» Task directions
Return the records word for word. Any pictures in them are not part of the copy.
++++++++++
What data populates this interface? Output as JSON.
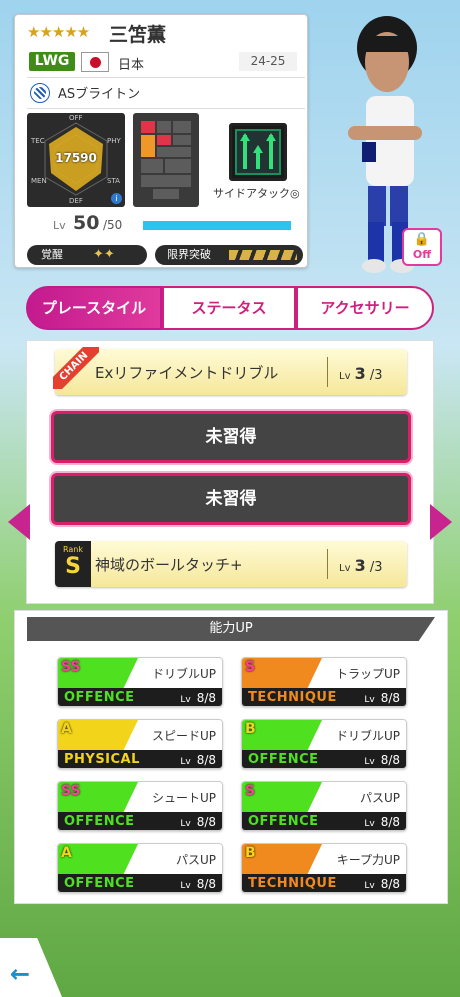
{
  "player": {
    "stars": "★★★★★",
    "name": "三笘薫",
    "position": "LWG",
    "country": "日本",
    "season": "24-25",
    "club": "ASブライトン",
    "overall": "17590",
    "radar_labels": {
      "off": "OFF",
      "tec": "TEC",
      "phy": "PHY",
      "men": "MEN",
      "sta": "STA",
      "def": "DEF"
    },
    "playstyle": "サイドアタック◎",
    "level_prefix": "Lv",
    "level": "50",
    "level_max": "/50",
    "level_progress": 1.0,
    "awakening_label": "覚醒",
    "awakening_gems": "✦✦",
    "limit_break_label": "限界突破",
    "lock_label": "Off"
  },
  "tabs": [
    {
      "label": "プレースタイル",
      "active": true
    },
    {
      "label": "ステータス",
      "active": false
    },
    {
      "label": "アクセサリー",
      "active": false
    }
  ],
  "skills": [
    {
      "badge": "CHAIN",
      "name": "Exリファイメントドリブル",
      "lv_prefix": "Lv",
      "lv": "3",
      "lv_max": "/3"
    },
    {
      "empty_label": "未習得"
    },
    {
      "empty_label": "未習得"
    },
    {
      "badge_small": "Rank",
      "badge": "S",
      "name": "神域のボールタッチ+",
      "lv_prefix": "Lv",
      "lv": "3",
      "lv_max": "/3"
    }
  ],
  "abilities_title": "能力UP",
  "abilities": [
    {
      "rank": "SS",
      "name": "ドリブルUP",
      "category": "OFFENCE",
      "lv_prefix": "Lv",
      "lv": "8/8"
    },
    {
      "rank": "S",
      "name": "トラップUP",
      "category": "TECHNIQUE",
      "lv_prefix": "Lv",
      "lv": "8/8"
    },
    {
      "rank": "A",
      "name": "スピードUP",
      "category": "PHYSICAL",
      "lv_prefix": "Lv",
      "lv": "8/8"
    },
    {
      "rank": "B",
      "name": "ドリブルUP",
      "category": "OFFENCE",
      "lv_prefix": "Lv",
      "lv": "8/8"
    },
    {
      "rank": "SS",
      "name": "シュートUP",
      "category": "OFFENCE",
      "lv_prefix": "Lv",
      "lv": "8/8"
    },
    {
      "rank": "S",
      "name": "パスUP",
      "category": "OFFENCE",
      "lv_prefix": "Lv",
      "lv": "8/8"
    },
    {
      "rank": "A",
      "name": "パスUP",
      "category": "OFFENCE",
      "lv_prefix": "Lv",
      "lv": "8/8"
    },
    {
      "rank": "B",
      "name": "キープ力UP",
      "category": "TECHNIQUE",
      "lv_prefix": "Lv",
      "lv": "8/8"
    }
  ],
  "colors": {
    "offence": "#4fe020",
    "technique": "#f08a1e",
    "physical": "#f2d41a",
    "accent": "#d0207e"
  },
  "back_icon": "←"
}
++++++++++
» Exercise response
What data populates this interface? Output as JSON.
{
  "player": {
    "stars": "★★★★★",
    "name": "三笘薫",
    "position": "LWG",
    "country": "日本",
    "season": "24-25",
    "club": "ASブライトン",
    "overall": "17590",
    "radar_labels": {
      "off": "OFF",
      "tec": "TEC",
      "phy": "PHY",
      "men": "MEN",
      "sta": "STA",
      "def": "DEF"
    },
    "playstyle": "サイドアタック◎",
    "level_prefix": "Lv",
    "level": "50",
    "level_max": "/50",
    "level_progress": 1.0,
    "awakening_label": "覚醒",
    "awakening_gems": "✦✦",
    "limit_break_label": "限界突破",
    "lock_label": "Off"
  },
  "tabs": [
    {
      "label": "プレースタイル",
      "active": true
    },
    {
      "label": "ステータス",
      "active": false
    },
    {
      "label": "アクセサリー",
      "active": false
    }
  ],
  "skills": [
    {
      "badge": "CHAIN",
      "name": "Exリファイメントドリブル",
      "lv_prefix": "Lv",
      "lv": "3",
      "lv_max": "/3"
    },
    {
      "empty_label": "未習得"
    },
    {
      "empty_label": "未習得"
    },
    {
      "badge_small": "Rank",
      "badge": "S",
      "name": "神域のボールタッチ+",
      "lv_prefix": "Lv",
      "lv": "3",
      "lv_max": "/3"
    }
  ],
  "abilities_title": "能力UP",
  "abilities": [
    {
      "rank": "SS",
      "name": "ドリブルUP",
      "category": "OFFENCE",
      "lv_prefix": "Lv",
      "lv": "8/8"
    },
    {
      "rank": "S",
      "name": "トラップUP",
      "category": "TECHNIQUE",
      "lv_prefix": "Lv",
      "lv": "8/8"
    },
    {
      "rank": "A",
      "name": "スピードUP",
      "category": "PHYSICAL",
      "lv_prefix": "Lv",
      "lv": "8/8"
    },
    {
      "rank": "B",
      "name": "ドリブルUP",
      "category": "OFFENCE",
      "lv_prefix": "Lv",
      "lv": "8/8"
    },
    {
      "rank": "SS",
      "name": "シュートUP",
      "category": "OFFENCE",
      "lv_prefix": "Lv",
      "lv": "8/8"
    },
    {
      "rank": "S",
      "name": "パスUP",
      "category": "OFFENCE",
      "lv_prefix": "Lv",
      "lv": "8/8"
    },
    {
      "rank": "A",
      "name": "パスUP",
      "category": "OFFENCE",
      "lv_prefix": "Lv",
      "lv": "8/8"
    },
    {
      "rank": "B",
      "name": "キープ力UP",
      "category": "TECHNIQUE",
      "lv_prefix": "Lv",
      "lv": "8/8"
    }
  ],
  "colors": {
    "offence": "#4fe020",
    "technique": "#f08a1e",
    "physical": "#f2d41a",
    "accent": "#d0207e"
  },
  "back_icon": "←"
}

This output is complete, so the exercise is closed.